The general counsel of the National Labor Relations Board, at the time an appointee of President Barack Obama, investigated their charges and issued complaints against McDonald’s and its franchisees in 2014. A trial began in 2015 and continued through this year.
But in January, the labor board’s new general counsel, appointed by President Trump, was granted a 60-day stay in the case — expiring Monday — to pursue settlement talks.
The general counsel, Peter B. Robb, argued that two labor board decisions in December, one of which changed the legal standard for determining joint employment, might have weakened aspects of the case against McDonald’s and made a settlement more likely.
In his request for a stay, Mr. Robb said a settlement could “facilitate far more prompt and immediate remedial relief for the employees impacted by the alleged unfair labor practices.”

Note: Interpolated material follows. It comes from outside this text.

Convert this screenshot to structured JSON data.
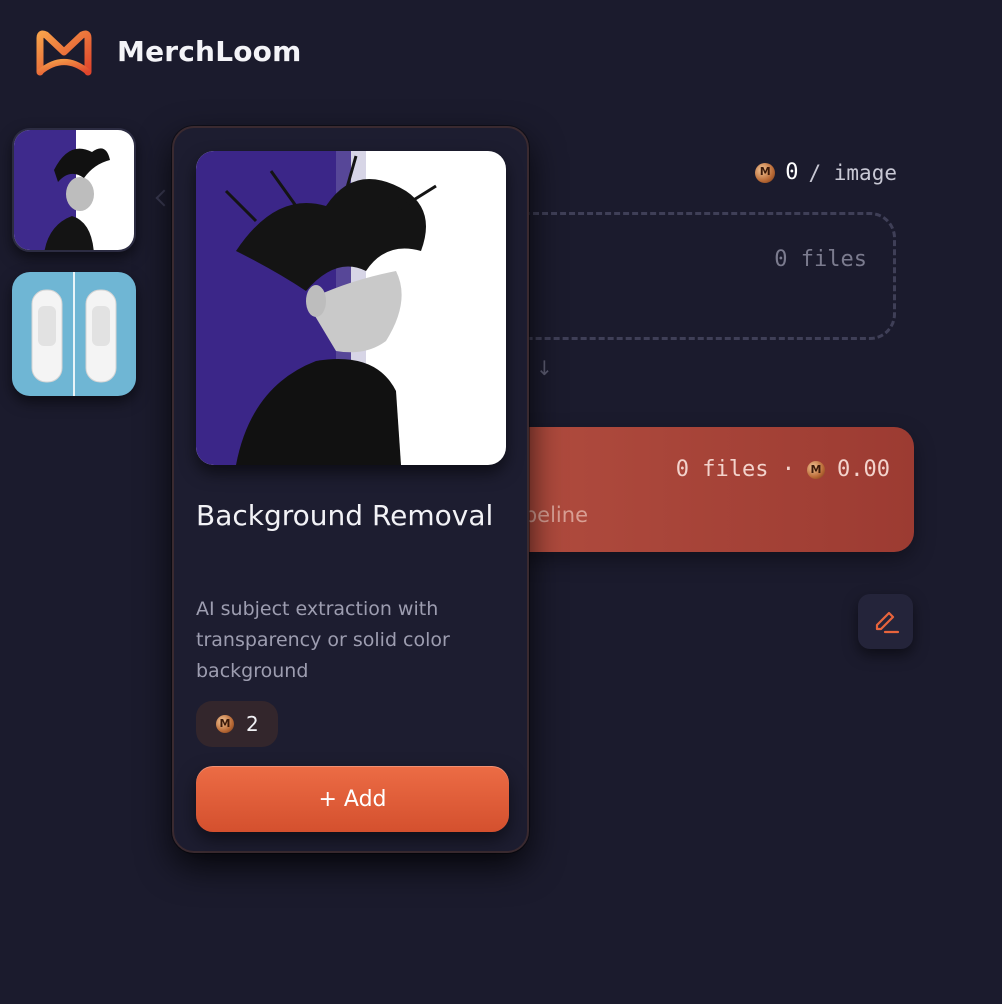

Before the December decision by the board, a parent company like McDonald’s could be considered a joint employer under federal labor law if it exerted indirect control over workers at a franchisee, or if it had the right to exercise control over workers that it nonetheless did not exercise.
After the board’s decision in December, an employer had to have direct and immediate control over workers to be considered a joint employer.
At the time he sought a stay, labor groups argued that Mr. Robb’s logic was specious because the board’s case against McDonald’s did not hinge on which definition of joint employment applied.
Lawyers for the Service Employees International Union and affiliated groups, which helped make the case against McDonald’s and have advocated for the workers, argued that even if the general counsel preferred to seek a settlement, it made no sense to stop the trial, which was only days from concluding, in order to do so.
In a court filing, they argued that stopping the trial would give McDonald’s an advantage by preventing union lawyers from cross-examining a key witness, and that it fostered “a game of hide-the-ball.”
Then, last month, one of Mr. Robb’s primary arguments for a pause in the trial abruptly deserted him when the labor board, on a procedural question, reversed its December decision narrowing the definition of a joint employer. At that point, the joint employer definition reverted to what it had been earlier in the trial.
Several Democratic senators, including Elizabeth Warren of Massachusetts and Cory Booker of New Jersey, stated in a March 7 letter to Mr. Robb that the board’s reversal “eliminates whatever support may have existed for your efforts to settle the McDonald’s case so near to the trial’s close,” and urged Mr. Robb to “swiftly resume and finish the trial.”
But Mr. Robb’s office pressed ahead with its efforts to reach a settlement before the stay expired. Last week, lawyers from the labor board’s regional offices abruptly reached out to several former McDonald’s workers involved in the case. In one instance, according to an email to a labor board lawyer from Micah Wissinger, a lawyer advocating the workers’ cause on behalf of the union, a labor board lawyer called a worker and asked if she “was ok with $50k” for back pay as part of the settlement. The offer was conditional on her waiving her right to be reinstated in her old job.
Mr. Wissinger said that the calls created the impression that workers needed to accept the offers before they consulted with him or his colleagues or anyone else, and that at least two did.
“It was a done deal by the time we found out,” Mr. Wissinger said. “They were completely cutting us out of the process.”
Bloomberg reported on the aggressive settlement efforts over the weekend.
Jennifer Abruzzo, who served as deputy general counsel of the labor board until 2017, said settlement discussions that exclude lawyers who back the workers were a break with custom.
“That’s unusual,” Ms. Abruzzo said. “The charging party is the one that the regions typically go to. And the charging party in this instance is the S.E.I.U.”